MANDEVILLE, Manchester — Even as motorists are eagerly awaiting the completion of the US$188-million May Pen to Williamsfield leg of Highway 2000 by August, business and construction leaders are optimistic that the project will drive productivity.
The project — which will reduce travel time between Kingston, Mandeville and other points west — was originally scheduled for completion in October 2022. The last date of completion given was March 2023 and before a timeline was given for January 2023.
President of the Manchester Chamber of Commerce Simone Spence-Johnson told the Jamaica Observer last week that there is great anticipation for the completion of the highway among the business community.
"It [highway] will increase productivity. [Having] a highway that is going to bypass Porus and a lot of the winding roads, can you just imagine how quickly you will reach Mandeville and vice versa?" she asked.
She added that the highway — which starts at the Rio Minho Bridge — will allow for efficient accessibility to central Jamaica.
"We are really looking forward to the completion of the highway and what it will bring into the parish, especially when you talk about business and commerce. It will allow for accessibility for central Jamaica. In terms of even here being the hub with access to the two [cities], if you are coming from the west or coming from the east. Manchester will be looked at as a viable option for any business idea, services that you are looking to put together now. Other than the two corporate ends of the island, we are central so the point of reach is [better] now," said Spence-Johnson.
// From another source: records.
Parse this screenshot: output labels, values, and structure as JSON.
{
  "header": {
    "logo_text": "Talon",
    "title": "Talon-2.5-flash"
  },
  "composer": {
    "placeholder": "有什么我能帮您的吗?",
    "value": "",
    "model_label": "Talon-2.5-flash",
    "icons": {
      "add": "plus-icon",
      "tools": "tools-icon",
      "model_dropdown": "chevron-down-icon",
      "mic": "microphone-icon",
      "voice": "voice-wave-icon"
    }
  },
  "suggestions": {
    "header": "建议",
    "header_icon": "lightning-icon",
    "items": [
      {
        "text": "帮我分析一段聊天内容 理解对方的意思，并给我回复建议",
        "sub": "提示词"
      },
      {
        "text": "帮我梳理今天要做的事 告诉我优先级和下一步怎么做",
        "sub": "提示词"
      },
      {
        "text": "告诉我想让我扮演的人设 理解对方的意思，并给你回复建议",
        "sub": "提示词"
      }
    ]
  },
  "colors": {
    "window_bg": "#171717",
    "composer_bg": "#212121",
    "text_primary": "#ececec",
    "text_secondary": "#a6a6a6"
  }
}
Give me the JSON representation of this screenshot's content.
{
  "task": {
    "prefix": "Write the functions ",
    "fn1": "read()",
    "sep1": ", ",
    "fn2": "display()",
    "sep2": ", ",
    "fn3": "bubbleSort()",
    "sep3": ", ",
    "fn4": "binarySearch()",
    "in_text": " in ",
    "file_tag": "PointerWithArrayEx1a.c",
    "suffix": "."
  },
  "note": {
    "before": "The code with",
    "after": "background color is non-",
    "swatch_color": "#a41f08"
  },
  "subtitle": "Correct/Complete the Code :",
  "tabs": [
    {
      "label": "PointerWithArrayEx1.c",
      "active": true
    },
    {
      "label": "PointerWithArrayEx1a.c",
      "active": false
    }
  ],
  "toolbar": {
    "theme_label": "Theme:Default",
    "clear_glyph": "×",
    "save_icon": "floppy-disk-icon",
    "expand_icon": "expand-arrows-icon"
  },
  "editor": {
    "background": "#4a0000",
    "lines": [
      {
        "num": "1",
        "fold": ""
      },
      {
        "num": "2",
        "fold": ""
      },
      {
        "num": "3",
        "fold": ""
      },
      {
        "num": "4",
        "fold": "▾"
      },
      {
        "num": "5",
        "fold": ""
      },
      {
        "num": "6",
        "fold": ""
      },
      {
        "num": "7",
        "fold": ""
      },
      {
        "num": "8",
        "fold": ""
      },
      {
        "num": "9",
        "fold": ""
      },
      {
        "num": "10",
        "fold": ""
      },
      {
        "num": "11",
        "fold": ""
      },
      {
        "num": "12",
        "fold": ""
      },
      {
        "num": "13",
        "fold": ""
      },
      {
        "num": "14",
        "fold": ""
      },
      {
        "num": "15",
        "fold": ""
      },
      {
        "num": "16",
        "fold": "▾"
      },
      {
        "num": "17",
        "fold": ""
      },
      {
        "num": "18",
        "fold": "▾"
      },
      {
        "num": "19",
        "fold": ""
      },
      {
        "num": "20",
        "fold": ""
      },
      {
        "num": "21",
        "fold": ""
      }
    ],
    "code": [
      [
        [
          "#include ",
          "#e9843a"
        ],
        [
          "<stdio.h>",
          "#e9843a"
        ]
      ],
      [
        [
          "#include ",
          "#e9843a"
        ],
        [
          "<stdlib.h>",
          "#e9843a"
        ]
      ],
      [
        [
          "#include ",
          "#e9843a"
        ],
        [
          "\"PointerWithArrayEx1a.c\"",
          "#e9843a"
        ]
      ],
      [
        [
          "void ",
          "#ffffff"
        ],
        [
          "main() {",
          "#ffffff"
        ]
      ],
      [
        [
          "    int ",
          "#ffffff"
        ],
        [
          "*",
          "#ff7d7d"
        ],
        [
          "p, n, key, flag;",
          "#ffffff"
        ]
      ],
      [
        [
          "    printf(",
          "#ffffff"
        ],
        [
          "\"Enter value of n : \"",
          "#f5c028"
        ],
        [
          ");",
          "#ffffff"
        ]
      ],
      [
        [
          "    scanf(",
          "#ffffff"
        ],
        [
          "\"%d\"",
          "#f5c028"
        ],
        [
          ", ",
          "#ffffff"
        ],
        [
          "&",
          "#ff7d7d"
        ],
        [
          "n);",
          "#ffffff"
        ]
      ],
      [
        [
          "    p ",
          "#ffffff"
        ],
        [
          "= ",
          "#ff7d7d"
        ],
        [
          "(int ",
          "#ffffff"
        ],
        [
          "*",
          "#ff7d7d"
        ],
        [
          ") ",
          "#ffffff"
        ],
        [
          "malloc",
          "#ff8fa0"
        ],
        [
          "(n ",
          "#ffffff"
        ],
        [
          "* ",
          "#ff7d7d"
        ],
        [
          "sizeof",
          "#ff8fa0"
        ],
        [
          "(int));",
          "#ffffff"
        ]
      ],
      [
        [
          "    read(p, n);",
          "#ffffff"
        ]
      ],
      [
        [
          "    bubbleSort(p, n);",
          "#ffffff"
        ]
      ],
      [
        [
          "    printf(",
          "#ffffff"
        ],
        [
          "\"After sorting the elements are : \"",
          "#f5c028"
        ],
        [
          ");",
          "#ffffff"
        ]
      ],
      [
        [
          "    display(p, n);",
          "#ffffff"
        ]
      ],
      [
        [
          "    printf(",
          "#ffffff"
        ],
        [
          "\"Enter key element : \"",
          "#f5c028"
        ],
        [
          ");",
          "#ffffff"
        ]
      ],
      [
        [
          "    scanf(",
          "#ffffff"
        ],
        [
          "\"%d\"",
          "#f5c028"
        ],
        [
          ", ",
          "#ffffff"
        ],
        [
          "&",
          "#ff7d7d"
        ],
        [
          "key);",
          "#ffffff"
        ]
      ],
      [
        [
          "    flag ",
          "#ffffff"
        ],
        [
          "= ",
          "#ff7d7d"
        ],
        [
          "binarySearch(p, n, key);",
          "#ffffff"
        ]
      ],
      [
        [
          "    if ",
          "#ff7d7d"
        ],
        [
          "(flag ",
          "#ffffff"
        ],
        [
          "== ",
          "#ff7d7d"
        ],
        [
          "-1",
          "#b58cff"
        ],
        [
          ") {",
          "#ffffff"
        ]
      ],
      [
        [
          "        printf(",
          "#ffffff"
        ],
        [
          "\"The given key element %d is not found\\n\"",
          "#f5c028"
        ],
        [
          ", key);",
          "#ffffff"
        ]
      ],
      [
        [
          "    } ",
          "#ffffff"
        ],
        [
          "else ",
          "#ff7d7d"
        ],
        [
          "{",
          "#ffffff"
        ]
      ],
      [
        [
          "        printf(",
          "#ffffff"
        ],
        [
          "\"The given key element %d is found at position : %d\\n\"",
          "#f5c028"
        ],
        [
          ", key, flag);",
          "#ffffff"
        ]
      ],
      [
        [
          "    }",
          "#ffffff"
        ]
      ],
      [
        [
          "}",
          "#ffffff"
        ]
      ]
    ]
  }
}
Stephen Edwards, managing director at the National Road Operating & Constructing Company (NROCC) — which is responsible for overseeing the design, construction and maintenance of Jamaica's highways — explained that when completed the highway will reduce travel time between May Pen and Williamsfield to below 15 minutes.
"Persons who traverse the corridor from May Pen to Williamsfield would be aware of the challenges especially through the Porus and Trinity area where the roads are extremely winding and narrow. The highway alignment will enable goods and services to traverse that corridor much more efficiently. Overall, the project will reduce the travel time between May Pen and Williamsfield to below 15 minutes," he told media staff from the Office of the Prime Minister during a recent tour of the highway.
The project, started in September 2019, employs just over 600 locals and is being undertaken by Chinese firm China Harbour Engineering Company (CHEC). The project is 92 per cent complete. The highway project includes the design and construction of approximately 23 kilometres of a four-lane, arterial divided highway on a new alignment, and the upgrading of approximately five kilometres of the existing Melrose Hill Bypass to a four-lane, rural, arterial divided highway.